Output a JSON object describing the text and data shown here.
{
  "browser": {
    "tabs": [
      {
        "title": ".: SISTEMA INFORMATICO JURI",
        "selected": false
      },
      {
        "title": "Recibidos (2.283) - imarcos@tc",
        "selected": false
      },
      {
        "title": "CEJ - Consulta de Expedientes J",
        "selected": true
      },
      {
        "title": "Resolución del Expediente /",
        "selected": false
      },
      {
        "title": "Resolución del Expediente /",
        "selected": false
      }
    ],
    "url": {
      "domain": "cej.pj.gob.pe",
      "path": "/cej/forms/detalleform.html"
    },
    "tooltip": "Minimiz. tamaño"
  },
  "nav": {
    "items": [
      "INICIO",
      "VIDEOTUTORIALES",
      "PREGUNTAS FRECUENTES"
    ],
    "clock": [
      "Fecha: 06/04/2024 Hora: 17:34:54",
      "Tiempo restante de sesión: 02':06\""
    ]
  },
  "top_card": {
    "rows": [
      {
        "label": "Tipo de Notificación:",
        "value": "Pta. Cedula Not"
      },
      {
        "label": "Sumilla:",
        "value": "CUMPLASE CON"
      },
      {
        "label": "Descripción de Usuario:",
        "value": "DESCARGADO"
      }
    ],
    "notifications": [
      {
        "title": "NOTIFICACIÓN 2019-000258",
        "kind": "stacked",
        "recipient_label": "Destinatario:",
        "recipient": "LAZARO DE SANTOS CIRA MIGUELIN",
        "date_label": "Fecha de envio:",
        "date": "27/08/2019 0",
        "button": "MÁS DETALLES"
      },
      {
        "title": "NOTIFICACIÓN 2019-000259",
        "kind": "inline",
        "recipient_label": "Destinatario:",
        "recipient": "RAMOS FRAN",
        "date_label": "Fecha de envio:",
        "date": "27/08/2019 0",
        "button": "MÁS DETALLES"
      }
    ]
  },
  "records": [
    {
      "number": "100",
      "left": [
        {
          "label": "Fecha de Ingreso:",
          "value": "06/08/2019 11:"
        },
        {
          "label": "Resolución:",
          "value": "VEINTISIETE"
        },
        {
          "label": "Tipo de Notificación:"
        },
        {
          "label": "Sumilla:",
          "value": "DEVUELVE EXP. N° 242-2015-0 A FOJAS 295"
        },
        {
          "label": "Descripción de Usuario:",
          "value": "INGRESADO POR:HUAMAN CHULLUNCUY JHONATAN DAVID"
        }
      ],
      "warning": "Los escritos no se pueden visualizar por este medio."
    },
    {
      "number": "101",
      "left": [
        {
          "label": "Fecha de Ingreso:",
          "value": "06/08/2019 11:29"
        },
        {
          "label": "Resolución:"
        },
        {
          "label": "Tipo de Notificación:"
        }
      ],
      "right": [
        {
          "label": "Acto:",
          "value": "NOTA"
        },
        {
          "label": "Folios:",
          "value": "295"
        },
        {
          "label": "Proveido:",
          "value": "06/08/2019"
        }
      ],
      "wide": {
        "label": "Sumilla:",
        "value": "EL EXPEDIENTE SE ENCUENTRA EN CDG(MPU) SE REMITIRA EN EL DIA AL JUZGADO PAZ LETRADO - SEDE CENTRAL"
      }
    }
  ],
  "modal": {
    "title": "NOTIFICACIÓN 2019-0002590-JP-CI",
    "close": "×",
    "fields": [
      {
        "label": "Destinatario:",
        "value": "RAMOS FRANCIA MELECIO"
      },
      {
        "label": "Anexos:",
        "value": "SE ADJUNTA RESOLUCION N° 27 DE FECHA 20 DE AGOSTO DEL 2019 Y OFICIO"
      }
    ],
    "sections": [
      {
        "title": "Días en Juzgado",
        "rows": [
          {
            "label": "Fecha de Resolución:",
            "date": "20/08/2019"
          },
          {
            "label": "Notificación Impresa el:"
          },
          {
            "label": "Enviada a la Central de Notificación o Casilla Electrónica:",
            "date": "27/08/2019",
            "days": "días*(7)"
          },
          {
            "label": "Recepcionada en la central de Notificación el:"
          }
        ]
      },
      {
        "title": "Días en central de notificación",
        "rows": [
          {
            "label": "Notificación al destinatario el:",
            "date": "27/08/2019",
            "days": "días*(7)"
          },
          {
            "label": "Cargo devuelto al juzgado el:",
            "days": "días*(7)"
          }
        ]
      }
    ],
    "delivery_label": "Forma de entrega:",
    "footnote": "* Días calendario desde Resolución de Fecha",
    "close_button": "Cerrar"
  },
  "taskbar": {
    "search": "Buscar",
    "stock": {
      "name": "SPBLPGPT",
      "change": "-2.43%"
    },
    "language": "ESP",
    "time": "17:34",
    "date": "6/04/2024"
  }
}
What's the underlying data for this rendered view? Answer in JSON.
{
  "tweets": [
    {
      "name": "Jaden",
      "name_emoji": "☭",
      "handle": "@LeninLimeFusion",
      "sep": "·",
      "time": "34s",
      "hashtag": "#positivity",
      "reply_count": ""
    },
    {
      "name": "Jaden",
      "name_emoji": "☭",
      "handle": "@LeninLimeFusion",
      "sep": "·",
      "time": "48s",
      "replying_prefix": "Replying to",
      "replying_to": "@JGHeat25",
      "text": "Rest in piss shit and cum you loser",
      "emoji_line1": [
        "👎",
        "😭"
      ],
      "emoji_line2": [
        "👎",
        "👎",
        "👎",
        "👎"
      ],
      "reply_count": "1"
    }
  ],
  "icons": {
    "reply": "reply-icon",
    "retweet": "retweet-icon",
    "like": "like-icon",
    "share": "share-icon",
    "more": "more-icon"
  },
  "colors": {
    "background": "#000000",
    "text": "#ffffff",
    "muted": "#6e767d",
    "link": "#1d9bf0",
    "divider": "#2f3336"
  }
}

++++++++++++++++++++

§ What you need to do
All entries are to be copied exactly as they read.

§ The answer
Output a JSON object describing the text and data shown here.
{
  "browser": {
    "tabs": [
      {
        "title": ".: SISTEMA INFORMATICO JURI",
        "selected": false
      },
      {
        "title": "Recibidos (2.283) - imarcos@tc",
        "selected": false
      },
      {
        "title": "CEJ - Consulta de Expedientes J",
        "selected": true
      },
      {
        "title": "Resolución del Expediente /",
        "selected": false
      },
      {
        "title": "Resolución del Expediente /",
        "selected": false
      }
    ],
    "url": {
      "domain": "cej.pj.gob.pe",
      "path": "/cej/forms/detalleform.html"
    },
    "tooltip": "Minimiz. tamaño"
  },
  "nav": {
    "items": [
      "INICIO",
      "VIDEOTUTORIALES",
      "PREGUNTAS FRECUENTES"
    ],
    "clock": [
      "Fecha: 06/04/2024 Hora: 17:34:54",
      "Tiempo restante de sesión: 02':06\""
    ]
  },
  "top_card": {
    "rows": [
      {
        "label": "Tipo de Notificación:",
        "value": "Pta. Cedula Not"
      },
      {
        "label": "Sumilla:",
        "value": "CUMPLASE CON"
      },
      {
        "label": "Descripción de Usuario:",
        "value": "DESCARGADO"
      }
    ],
    "notifications": [
      {
        "title": "NOTIFICACIÓN 2019-000258",
        "kind": "stacked",
        "recipient_label": "Destinatario:",
        "recipient": "LAZARO DE SANTOS CIRA MIGUELIN",
        "date_label": "Fecha de envio:",
        "date": "27/08/2019 0",
        "button": "MÁS DETALLES"
      },
      {
        "title": "NOTIFICACIÓN 2019-000259",
        "kind": "inline",
        "recipient_label": "Destinatario:",
        "recipient": "RAMOS FRAN",
        "date_label": "Fecha de envio:",
        "date": "27/08/2019 0",
        "button": "MÁS DETALLES"
      }
    ]
  },
  "records": [
    {
      "number": "100",
      "left": [
        {
          "label": "Fecha de Ingreso:",
          "value": "06/08/2019 11:"
        },
        {
          "label": "Resolución:",
          "value": "VEINTISIETE"
        },
        {
          "label": "Tipo de Notificación:"
        },
        {
          "label": "Sumilla:",
          "value": "DEVUELVE EXP. N° 242-2015-0 A FOJAS 295"
        },
        {
          "label": "Descripción de Usuario:",
          "value": "INGRESADO POR:HUAMAN CHULLUNCUY JHONATAN DAVID"
        }
      ],
      "warning": "Los escritos no se pueden visualizar por este medio."
    },
    {
      "number": "101",
      "left": [
        {
          "label": "Fecha de Ingreso:",
          "value": "06/08/2019 11:29"
        },
        {
          "label": "Resolución:"
        },
        {
          "label": "Tipo de Notificación:"
        }
      ],
      "right": [
        {
          "label": "Acto:",
          "value": "NOTA"
        },
        {
          "label": "Folios:",
          "value": "295"
        },
        {
          "label": "Proveido:",
          "value": "06/08/2019"
        }
      ],
      "wide": {
        "label": "Sumilla:",
        "value": "EL EXPEDIENTE SE ENCUENTRA EN CDG(MPU) SE REMITIRA EN EL DIA AL JUZGADO PAZ LETRADO - SEDE CENTRAL"
      }
    }
  ],
  "modal": {
    "title": "NOTIFICACIÓN 2019-0002590-JP-CI",
    "close": "×",
    "fields": [
      {
        "label": "Destinatario:",
        "value": "RAMOS FRANCIA MELECIO"
      },
      {
        "label": "Anexos:",
        "value": "SE ADJUNTA RESOLUCION N° 27 DE FECHA 20 DE AGOSTO DEL 2019 Y OFICIO"
      }
    ],
    "sections": [
      {
        "title": "Días en Juzgado",
        "rows": [
          {
            "label": "Fecha de Resolución:",
            "date": "20/08/2019"
          },
          {
            "label": "Notificación Impresa el:"
          },
          {
            "label": "Enviada a la Central de Notificación o Casilla Electrónica:",
            "date": "27/08/2019",
            "days": "días*(7)"
          },
          {
            "label": "Recepcionada en la central de Notificación el:"
          }
        ]
      },
      {
        "title": "Días en central de notificación",
        "rows": [
          {
            "label": "Notificación al destinatario el:",
            "date": "27/08/2019",
            "days": "días*(7)"
          },
          {
            "label": "Cargo devuelto al juzgado el:",
            "days": "días*(7)"
          }
        ]
      }
    ],
    "delivery_label": "Forma de entrega:",
    "footnote": "* Días calendario desde Resolución de Fecha",
    "close_button": "Cerrar"
  },
  "taskbar": {
    "search": "Buscar",
    "stock": {
      "name": "SPBLPGPT",
      "change": "-2.43%"
    },
    "language": "ESP",
    "time": "17:34",
    "date": "6/04/2024"
  }
}
What's the underlying data for this rendered view? Answer in JSON.
{
  "tweets": [
    {
      "name": "Jaden",
      "name_emoji": "☭",
      "handle": "@LeninLimeFusion",
      "sep": "·",
      "time": "34s",
      "hashtag": "#positivity",
      "reply_count": ""
    },
    {
      "name": "Jaden",
      "name_emoji": "☭",
      "handle": "@LeninLimeFusion",
      "sep": "·",
      "time": "48s",
      "replying_prefix": "Replying to",
      "replying_to": "@JGHeat25",
      "text": "Rest in piss shit and cum you loser",
      "emoji_line1": [
        "👎",
        "😭"
      ],
      "emoji_line2": [
        "👎",
        "👎",
        "👎",
        "👎"
      ],
      "reply_count": "1"
    }
  ],
  "icons": {
    "reply": "reply-icon",
    "retweet": "retweet-icon",
    "like": "like-icon",
    "share": "share-icon",
    "more": "more-icon"
  },
  "colors": {
    "background": "#000000",
    "text": "#ffffff",
    "muted": "#6e767d",
    "link": "#1d9bf0",
    "divider": "#2f3336"
  }
}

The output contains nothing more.